[Website and app data records]
⁂
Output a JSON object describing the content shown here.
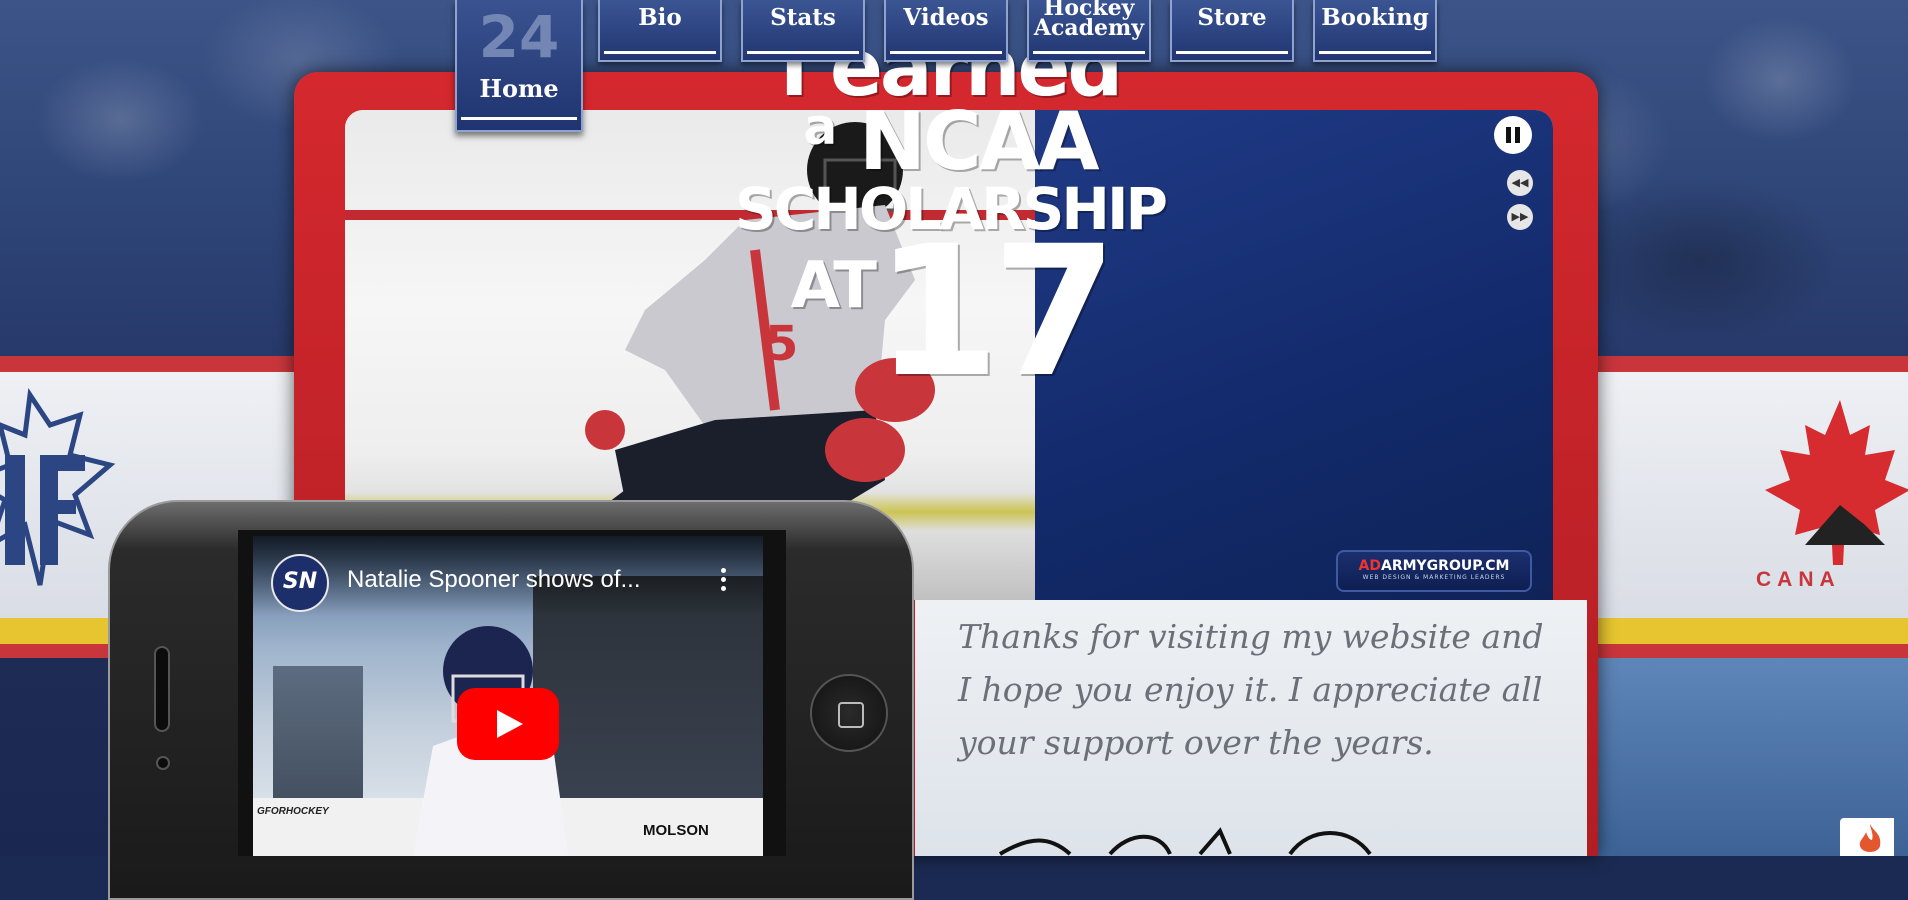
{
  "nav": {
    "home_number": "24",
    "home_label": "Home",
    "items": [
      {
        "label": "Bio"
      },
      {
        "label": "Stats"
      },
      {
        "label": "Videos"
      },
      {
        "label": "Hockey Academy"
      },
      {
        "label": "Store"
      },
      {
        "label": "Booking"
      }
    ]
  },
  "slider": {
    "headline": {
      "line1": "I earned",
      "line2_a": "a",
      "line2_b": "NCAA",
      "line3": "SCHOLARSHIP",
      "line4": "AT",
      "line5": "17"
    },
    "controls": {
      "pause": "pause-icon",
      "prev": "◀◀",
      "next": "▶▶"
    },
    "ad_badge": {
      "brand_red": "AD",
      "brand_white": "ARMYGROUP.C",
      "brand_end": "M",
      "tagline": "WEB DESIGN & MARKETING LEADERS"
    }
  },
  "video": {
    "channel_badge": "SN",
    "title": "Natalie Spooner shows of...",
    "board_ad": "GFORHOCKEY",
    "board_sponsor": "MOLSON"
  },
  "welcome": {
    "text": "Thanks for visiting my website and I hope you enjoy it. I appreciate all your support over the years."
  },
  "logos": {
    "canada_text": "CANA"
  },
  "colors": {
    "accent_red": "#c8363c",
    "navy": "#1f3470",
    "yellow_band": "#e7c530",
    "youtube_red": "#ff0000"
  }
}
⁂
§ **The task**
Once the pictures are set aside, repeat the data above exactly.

§ **Answer space**
Output a JSON object describing the content shown here.
{
  "nav": {
    "home_number": "24",
    "home_label": "Home",
    "items": [
      {
        "label": "Bio"
      },
      {
        "label": "Stats"
      },
      {
        "label": "Videos"
      },
      {
        "label": "Hockey Academy"
      },
      {
        "label": "Store"
      },
      {
        "label": "Booking"
      }
    ]
  },
  "slider": {
    "headline": {
      "line1": "I earned",
      "line2_a": "a",
      "line2_b": "NCAA",
      "line3": "SCHOLARSHIP",
      "line4": "AT",
      "line5": "17"
    },
    "controls": {
      "pause": "pause-icon",
      "prev": "◀◀",
      "next": "▶▶"
    },
    "ad_badge": {
      "brand_red": "AD",
      "brand_white": "ARMYGROUP.C",
      "brand_end": "M",
      "tagline": "WEB DESIGN & MARKETING LEADERS"
    }
  },
  "video": {
    "channel_badge": "SN",
    "title": "Natalie Spooner shows of...",
    "board_ad": "GFORHOCKEY",
    "board_sponsor": "MOLSON"
  },
  "welcome": {
    "text": "Thanks for visiting my website and I hope you enjoy it. I appreciate all your support over the years."
  },
  "logos": {
    "canada_text": "CANA"
  },
  "colors": {
    "accent_red": "#c8363c",
    "navy": "#1f3470",
    "yellow_band": "#e7c530",
    "youtube_red": "#ff0000"
  }
}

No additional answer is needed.